Tungsten inert gas (TIG) welding is the process of blending together reactive metals, such as magnesium and aluminum. During the welding process, an arc is formed between a pointed tungsten electrode and the area to be welded. A shielding gas is used to help create a clean weld, as it prevents oxidization from occurring. The welding method became popular and useful in the early 1940s and, as a result, has greatly propelled the use of aluminum for welding and structural processes. It is commonly used for both high quality and manual welding.
The type of gas shielding typically used for TIG welding is argon, helium, or a combination of both. When combined, these two gases can ensure a higher welding speed and welding penetration. Argon is usually preferred by most welders simply because it is heavier than air and provides better coverage when welding.
Using the TIG welding process, a person can perform a variety of weld types on a number of different metals, although steel and aluminum are the most widely used. A filler rod, usually made from the same material as the base metal, is used for reinforcing joints and welding heavy metals.

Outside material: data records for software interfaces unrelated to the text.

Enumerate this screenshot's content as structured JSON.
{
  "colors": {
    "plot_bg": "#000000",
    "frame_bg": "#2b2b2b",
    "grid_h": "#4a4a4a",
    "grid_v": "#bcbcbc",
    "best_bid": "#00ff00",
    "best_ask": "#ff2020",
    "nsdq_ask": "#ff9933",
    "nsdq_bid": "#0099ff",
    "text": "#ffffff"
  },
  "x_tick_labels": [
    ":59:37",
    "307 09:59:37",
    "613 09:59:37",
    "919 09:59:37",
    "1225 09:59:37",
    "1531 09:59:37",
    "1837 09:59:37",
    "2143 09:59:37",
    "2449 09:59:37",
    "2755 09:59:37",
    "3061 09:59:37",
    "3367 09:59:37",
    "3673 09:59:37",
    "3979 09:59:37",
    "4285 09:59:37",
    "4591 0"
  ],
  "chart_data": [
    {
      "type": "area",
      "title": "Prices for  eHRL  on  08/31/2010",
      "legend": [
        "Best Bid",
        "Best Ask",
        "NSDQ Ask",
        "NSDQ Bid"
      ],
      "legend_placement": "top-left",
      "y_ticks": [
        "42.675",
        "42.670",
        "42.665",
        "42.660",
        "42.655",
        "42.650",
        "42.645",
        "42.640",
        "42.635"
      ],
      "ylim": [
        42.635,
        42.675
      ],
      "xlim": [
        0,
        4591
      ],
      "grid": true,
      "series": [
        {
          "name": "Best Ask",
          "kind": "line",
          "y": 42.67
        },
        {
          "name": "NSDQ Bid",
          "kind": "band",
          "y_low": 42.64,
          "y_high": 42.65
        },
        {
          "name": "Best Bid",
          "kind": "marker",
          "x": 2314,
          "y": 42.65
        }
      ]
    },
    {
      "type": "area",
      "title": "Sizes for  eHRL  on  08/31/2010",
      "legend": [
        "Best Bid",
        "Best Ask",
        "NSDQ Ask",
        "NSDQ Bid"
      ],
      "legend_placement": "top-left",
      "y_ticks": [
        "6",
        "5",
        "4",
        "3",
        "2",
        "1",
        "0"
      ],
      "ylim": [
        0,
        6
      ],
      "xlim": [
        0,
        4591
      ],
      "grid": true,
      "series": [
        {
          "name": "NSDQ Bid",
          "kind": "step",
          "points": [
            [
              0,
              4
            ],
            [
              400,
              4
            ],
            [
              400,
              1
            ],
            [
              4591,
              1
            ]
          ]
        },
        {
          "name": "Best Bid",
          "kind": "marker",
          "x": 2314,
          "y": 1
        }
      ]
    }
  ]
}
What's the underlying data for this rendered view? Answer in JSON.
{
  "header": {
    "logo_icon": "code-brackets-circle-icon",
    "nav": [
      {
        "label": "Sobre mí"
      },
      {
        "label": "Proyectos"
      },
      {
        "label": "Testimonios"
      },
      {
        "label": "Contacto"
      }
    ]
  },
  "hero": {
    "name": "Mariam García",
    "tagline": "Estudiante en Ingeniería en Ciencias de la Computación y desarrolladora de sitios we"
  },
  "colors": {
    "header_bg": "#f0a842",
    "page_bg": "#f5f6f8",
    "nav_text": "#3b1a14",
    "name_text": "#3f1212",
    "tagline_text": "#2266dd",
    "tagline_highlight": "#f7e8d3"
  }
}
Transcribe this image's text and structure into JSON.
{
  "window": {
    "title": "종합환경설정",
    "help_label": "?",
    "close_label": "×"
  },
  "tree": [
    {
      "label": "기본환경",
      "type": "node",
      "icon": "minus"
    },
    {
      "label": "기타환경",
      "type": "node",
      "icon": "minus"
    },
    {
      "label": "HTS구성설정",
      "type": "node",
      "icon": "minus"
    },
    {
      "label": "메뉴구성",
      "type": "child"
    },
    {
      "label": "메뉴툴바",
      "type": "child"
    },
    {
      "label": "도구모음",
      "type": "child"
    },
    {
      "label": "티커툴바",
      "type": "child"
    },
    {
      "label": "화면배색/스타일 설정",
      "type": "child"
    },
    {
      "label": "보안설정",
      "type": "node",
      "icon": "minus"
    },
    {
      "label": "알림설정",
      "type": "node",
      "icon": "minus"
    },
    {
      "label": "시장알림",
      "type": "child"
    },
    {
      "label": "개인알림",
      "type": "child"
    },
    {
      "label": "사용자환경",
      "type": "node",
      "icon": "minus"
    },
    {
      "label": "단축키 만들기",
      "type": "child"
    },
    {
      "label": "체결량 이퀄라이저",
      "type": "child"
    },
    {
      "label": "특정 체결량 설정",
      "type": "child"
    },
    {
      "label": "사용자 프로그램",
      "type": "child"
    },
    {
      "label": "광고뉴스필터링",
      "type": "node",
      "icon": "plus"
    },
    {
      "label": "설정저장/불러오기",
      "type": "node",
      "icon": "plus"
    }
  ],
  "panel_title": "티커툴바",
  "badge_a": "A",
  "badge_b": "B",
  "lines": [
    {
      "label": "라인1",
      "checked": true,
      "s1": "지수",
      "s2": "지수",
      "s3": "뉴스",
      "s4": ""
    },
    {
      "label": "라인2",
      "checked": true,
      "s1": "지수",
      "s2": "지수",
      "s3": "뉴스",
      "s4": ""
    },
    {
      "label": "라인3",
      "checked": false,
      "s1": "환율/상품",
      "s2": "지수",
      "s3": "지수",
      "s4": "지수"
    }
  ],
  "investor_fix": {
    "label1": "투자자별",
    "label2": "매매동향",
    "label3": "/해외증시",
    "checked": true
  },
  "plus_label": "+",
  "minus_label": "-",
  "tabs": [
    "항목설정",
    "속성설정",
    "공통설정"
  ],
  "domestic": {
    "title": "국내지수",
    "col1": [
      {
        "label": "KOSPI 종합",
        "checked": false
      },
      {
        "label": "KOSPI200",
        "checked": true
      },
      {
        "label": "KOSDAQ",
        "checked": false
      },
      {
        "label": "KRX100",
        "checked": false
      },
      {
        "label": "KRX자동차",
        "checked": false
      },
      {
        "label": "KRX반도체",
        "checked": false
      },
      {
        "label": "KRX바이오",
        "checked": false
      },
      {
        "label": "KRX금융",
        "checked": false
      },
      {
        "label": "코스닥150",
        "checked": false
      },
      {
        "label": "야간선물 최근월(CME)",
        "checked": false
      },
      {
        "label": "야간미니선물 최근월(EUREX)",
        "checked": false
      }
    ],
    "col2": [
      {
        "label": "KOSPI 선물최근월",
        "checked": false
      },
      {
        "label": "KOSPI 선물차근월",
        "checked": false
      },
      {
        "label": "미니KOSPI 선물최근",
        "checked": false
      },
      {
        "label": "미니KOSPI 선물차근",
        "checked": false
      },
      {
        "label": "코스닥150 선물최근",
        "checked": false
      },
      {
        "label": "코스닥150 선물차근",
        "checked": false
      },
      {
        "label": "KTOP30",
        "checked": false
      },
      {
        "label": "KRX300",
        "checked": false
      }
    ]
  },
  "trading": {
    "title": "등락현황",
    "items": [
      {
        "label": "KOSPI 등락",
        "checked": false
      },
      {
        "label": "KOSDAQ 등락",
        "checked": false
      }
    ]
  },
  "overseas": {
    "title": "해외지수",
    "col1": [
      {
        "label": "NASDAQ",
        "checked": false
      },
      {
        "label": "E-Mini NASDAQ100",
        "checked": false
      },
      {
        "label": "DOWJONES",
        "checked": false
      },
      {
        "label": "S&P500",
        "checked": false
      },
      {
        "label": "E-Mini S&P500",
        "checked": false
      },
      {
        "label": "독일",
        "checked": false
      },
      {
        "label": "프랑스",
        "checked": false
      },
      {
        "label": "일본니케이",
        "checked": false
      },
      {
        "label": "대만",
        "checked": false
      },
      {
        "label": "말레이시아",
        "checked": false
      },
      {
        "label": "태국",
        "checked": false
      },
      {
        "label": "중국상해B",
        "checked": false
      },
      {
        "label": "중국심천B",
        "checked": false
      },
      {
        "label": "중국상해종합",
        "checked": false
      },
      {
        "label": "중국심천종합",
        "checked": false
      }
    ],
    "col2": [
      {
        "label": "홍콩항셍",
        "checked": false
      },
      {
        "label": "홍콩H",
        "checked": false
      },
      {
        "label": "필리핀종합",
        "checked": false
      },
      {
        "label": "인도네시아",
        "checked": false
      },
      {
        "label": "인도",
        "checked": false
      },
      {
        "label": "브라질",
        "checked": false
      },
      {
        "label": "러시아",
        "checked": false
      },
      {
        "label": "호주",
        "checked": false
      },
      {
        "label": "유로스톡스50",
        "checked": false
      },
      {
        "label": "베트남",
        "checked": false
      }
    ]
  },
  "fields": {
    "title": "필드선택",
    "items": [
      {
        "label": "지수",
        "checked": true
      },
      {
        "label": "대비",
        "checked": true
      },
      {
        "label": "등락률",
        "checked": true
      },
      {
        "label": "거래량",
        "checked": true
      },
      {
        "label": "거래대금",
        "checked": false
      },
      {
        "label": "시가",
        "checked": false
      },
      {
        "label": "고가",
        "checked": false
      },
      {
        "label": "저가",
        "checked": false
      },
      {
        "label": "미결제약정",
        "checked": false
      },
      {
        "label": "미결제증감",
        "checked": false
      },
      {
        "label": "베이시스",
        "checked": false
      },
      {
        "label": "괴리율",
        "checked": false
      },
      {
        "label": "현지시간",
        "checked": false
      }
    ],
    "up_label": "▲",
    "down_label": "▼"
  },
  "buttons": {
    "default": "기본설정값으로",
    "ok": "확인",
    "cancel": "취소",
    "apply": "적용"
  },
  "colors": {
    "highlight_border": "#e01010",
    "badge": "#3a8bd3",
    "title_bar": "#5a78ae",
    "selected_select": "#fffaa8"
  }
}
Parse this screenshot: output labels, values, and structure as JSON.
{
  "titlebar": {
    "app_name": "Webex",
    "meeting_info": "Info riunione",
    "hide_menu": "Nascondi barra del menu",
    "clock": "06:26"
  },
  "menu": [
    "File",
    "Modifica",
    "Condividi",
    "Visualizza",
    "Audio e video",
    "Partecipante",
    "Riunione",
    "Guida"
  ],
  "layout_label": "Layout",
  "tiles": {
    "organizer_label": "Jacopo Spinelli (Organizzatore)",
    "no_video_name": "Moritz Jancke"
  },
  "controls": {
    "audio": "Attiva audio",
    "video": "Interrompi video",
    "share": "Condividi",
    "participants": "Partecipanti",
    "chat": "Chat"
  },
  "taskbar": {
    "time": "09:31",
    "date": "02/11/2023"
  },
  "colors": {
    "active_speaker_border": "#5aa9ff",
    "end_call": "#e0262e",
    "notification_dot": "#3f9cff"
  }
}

There are several different types of joints designed for use with this method of welding, including the butt joint, lap joint, corner joint, and t-joint. The butt joint, which can be welded without the assistance of a filler rod, involves two pieces of metal being joined together along the seams. With a lap joint, the top edge is welded to the bottom piece in an area between the two overlapping metals. A corner joint involves welding one piece of metal at a right angle to the edge of a second piece of metal in order to form a corner. The t-joint is created by placing one piece of metal perpendicular to another piece of metal to form a T shape, and it does require a filler rod. This type of welding is done along either side of the perpendicular seam.